The elliptical references often take the form of merismus, a classical rhetorical device in which the division of an important topic or statement into component parts allows for its full invocation by explicit listing of selected parts only. In the Hebrew Bible merismus occurs as concise or condensed expressions that, by mentioning the first and last or more prominent elements of a series, invoke the entire list.28 In other words, once a pattern is established in the form of A, B, C, D, E, F (such as the list of elements of the gospel), the mere mention of two or more of these items, such as A and F, is used to represent the entire series. Understood as a formula composed of a list of ordered items, the gospel lends itself well to this rhetorical device. For example, a typical Book of Mormon merism states that believing in Jesus and enduring to the end is life eternal (see 2 Nephi 33:4). While repentance, baptism, and the gift of the Holy Ghost are not explicitly mentioned, they are implied by the use of merismus. Thus, using the pattern described above, the scripture uses the items A, E, and F to evoke the entire list in the minds of readers.

A conservative count of gospel-related merisms in the Book of Mormon gives at least 130 meristic statements of the gospel or doctrine of Christ.29 The use of this ancient rhetorical device in the Book of Mormon, combined with the use of other ancient literary devices, most famously chiasmus, is strong evidence that the Book of Mormon was not the product of nineteenth-century America. Though not the way American writers would ordinarily have invoked formulas or lists, it is an appropriate rhetorical device for a book with ancient biblical connections.[1]

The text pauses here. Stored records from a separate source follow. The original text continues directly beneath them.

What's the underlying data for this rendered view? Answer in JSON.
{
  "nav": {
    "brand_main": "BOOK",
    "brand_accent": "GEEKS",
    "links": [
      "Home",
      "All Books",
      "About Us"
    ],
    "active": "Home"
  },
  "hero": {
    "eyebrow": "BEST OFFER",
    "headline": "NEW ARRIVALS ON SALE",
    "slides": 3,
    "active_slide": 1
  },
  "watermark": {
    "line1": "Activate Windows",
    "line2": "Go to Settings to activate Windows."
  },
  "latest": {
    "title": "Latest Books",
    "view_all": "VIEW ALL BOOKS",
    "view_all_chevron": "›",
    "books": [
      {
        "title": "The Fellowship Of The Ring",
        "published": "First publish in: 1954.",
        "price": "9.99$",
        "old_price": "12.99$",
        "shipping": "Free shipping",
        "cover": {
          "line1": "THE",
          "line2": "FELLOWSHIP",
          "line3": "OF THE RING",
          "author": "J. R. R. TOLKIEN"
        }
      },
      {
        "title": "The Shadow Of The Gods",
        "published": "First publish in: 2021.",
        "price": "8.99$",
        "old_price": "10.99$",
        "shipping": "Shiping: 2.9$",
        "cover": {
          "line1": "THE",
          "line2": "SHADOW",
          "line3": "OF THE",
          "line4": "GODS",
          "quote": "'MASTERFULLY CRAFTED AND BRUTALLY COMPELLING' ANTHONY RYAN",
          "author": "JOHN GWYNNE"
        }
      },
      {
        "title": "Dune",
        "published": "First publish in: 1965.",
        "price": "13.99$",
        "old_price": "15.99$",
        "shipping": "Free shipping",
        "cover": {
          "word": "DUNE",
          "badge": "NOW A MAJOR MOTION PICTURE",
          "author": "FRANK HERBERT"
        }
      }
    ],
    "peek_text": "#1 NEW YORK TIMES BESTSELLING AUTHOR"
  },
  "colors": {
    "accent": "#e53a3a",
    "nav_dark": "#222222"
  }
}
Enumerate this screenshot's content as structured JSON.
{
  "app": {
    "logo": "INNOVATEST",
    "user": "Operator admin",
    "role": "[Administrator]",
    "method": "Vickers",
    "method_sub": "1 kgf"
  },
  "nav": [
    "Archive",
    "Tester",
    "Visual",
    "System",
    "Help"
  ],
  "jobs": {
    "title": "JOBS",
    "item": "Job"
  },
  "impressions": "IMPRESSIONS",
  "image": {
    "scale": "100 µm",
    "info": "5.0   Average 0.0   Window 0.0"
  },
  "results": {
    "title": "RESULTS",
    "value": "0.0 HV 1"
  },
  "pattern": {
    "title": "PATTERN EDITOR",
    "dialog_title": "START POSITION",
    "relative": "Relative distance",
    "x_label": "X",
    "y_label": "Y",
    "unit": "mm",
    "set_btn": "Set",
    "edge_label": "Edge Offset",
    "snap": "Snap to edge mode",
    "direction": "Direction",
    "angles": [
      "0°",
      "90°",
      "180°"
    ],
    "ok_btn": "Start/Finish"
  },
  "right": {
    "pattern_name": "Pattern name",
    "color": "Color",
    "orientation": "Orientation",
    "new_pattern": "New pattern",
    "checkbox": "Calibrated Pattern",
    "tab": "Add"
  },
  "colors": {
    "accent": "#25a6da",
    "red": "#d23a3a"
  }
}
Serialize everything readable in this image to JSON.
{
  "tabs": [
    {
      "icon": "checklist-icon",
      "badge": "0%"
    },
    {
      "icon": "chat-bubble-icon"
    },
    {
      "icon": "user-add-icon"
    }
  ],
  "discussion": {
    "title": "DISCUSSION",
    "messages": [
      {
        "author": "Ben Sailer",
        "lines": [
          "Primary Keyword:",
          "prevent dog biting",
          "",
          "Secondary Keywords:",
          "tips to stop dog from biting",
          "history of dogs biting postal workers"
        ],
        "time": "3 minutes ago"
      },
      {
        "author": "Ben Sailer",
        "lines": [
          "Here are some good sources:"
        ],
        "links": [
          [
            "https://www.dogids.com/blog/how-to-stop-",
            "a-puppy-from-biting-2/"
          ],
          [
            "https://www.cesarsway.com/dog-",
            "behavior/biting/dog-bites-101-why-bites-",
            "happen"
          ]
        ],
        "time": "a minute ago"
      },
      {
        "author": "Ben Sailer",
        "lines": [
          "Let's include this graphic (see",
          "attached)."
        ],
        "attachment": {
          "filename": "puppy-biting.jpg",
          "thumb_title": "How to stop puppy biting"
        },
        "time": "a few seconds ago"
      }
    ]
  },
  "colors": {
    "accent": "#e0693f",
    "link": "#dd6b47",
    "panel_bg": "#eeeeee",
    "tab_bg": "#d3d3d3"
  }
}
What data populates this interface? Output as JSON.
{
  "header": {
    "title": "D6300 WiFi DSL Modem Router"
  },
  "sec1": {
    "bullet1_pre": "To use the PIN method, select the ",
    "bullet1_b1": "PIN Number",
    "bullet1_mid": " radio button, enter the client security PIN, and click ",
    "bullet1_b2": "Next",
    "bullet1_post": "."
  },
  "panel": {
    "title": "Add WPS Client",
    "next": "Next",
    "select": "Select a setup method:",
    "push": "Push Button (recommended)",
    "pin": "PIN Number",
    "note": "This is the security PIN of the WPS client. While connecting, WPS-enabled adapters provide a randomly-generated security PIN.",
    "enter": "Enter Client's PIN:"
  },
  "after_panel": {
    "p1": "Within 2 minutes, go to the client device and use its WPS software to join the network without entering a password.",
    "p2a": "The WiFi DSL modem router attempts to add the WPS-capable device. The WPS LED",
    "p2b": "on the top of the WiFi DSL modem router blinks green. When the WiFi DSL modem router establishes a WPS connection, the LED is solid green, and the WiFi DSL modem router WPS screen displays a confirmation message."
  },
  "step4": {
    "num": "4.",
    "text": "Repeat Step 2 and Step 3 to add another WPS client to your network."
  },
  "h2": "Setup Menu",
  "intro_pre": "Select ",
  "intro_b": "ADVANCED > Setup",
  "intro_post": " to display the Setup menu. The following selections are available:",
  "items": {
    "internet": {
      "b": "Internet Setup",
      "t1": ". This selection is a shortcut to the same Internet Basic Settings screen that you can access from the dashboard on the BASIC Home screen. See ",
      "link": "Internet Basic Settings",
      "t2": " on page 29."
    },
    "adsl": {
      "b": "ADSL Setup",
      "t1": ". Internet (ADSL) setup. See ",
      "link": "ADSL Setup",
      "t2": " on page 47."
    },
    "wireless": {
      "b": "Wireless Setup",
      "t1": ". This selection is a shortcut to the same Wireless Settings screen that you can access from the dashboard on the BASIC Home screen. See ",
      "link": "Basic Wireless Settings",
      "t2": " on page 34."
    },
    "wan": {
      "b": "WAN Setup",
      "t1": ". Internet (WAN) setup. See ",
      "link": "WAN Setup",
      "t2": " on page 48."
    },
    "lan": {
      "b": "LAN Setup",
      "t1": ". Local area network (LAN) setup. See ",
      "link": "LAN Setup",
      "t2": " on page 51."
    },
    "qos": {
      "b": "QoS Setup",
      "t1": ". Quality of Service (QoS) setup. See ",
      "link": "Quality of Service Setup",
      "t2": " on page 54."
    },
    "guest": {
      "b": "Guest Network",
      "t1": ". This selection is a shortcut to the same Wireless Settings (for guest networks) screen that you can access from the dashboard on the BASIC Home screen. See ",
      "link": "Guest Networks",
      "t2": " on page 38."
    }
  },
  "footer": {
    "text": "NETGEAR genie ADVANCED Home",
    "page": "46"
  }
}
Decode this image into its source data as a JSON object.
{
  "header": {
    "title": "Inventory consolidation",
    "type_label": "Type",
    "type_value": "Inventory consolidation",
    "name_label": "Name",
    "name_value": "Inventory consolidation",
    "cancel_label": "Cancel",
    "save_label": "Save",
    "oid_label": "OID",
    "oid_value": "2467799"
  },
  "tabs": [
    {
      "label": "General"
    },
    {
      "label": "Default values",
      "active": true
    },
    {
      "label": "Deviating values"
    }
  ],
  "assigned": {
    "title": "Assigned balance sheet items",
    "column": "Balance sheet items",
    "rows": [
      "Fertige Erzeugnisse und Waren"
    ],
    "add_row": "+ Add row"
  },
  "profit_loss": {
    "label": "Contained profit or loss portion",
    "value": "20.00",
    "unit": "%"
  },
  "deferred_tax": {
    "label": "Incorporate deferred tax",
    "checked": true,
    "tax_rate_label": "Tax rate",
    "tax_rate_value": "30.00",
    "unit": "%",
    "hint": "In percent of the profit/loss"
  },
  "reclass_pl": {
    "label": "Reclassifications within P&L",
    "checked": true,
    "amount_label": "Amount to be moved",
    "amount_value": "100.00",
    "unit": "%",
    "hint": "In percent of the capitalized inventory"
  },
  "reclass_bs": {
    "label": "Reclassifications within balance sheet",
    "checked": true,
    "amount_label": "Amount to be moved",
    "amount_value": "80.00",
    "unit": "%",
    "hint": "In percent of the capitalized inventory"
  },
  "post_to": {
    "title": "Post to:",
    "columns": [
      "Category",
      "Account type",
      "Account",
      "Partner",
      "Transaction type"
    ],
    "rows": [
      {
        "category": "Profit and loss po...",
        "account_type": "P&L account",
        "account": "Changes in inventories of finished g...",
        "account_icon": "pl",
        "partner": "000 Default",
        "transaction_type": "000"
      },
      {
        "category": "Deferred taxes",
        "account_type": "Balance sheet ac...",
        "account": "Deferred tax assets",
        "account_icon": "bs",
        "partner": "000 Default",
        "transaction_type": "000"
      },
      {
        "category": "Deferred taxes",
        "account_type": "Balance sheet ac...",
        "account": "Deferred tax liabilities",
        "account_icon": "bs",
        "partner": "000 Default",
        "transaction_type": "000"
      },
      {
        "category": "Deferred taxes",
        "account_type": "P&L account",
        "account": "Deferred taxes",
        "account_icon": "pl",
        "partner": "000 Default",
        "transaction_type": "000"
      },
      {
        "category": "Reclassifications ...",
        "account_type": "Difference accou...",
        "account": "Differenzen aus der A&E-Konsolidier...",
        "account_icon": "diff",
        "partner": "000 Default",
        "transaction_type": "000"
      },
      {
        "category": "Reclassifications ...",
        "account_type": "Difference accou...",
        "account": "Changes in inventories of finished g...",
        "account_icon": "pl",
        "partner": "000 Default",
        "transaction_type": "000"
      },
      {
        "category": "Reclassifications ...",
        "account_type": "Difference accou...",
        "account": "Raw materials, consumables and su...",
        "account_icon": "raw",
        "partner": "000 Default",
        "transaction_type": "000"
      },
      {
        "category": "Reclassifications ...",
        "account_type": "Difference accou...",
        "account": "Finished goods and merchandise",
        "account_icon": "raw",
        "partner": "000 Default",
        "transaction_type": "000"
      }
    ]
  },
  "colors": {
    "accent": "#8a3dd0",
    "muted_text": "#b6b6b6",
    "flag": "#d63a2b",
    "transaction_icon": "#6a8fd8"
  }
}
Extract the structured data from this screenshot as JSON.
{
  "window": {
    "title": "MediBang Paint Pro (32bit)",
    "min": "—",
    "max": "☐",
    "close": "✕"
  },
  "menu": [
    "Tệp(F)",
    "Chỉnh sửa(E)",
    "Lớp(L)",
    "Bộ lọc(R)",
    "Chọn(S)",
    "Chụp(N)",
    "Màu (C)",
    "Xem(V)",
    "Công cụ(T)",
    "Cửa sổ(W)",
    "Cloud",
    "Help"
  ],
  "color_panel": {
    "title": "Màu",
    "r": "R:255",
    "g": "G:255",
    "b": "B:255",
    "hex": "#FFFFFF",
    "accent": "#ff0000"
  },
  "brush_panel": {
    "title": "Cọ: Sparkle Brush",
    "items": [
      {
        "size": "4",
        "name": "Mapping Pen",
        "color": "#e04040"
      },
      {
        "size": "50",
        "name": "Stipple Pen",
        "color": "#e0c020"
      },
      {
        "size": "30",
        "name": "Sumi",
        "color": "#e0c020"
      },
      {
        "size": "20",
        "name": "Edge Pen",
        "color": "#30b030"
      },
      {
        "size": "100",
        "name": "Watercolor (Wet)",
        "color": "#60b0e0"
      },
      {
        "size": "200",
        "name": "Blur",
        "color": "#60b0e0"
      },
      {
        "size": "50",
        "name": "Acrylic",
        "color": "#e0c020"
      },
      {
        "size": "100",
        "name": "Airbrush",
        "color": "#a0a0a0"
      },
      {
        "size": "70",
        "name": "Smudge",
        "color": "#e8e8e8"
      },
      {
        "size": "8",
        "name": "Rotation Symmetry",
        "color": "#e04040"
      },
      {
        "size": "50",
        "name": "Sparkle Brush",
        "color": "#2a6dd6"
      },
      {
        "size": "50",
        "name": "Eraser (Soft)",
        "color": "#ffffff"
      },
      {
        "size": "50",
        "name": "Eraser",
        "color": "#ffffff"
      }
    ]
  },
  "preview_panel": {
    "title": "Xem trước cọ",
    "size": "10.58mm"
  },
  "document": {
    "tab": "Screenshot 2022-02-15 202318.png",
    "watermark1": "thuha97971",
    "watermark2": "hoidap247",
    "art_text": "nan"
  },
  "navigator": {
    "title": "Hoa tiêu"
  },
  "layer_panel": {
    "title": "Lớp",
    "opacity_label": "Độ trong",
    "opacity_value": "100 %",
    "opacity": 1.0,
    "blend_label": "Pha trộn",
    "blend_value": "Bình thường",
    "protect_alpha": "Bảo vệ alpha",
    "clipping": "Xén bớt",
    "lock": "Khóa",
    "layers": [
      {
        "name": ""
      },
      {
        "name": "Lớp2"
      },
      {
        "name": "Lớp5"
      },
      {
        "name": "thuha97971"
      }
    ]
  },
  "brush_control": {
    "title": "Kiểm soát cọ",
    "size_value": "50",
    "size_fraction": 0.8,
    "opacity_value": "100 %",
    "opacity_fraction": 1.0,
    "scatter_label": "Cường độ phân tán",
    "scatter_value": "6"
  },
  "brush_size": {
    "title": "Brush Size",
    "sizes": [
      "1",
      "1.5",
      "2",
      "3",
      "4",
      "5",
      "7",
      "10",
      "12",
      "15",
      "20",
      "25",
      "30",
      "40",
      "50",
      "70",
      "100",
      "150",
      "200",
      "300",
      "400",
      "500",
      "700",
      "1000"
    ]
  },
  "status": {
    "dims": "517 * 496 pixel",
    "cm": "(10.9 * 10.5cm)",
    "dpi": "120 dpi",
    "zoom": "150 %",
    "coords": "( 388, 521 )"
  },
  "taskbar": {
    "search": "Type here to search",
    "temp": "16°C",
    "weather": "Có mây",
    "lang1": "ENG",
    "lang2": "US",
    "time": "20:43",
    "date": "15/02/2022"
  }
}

  1. Noel B. Reynolds, "By Objective Measures: Old Wine in New Bottles," in Echoes and Evidences of the Book of Mormon, edited by Donald W. Parry, Daniel C. Peterson, and John W. Welch (Provo, Utah: FARMS, 2002), Chapter 6, references silently removed—consult original for citations.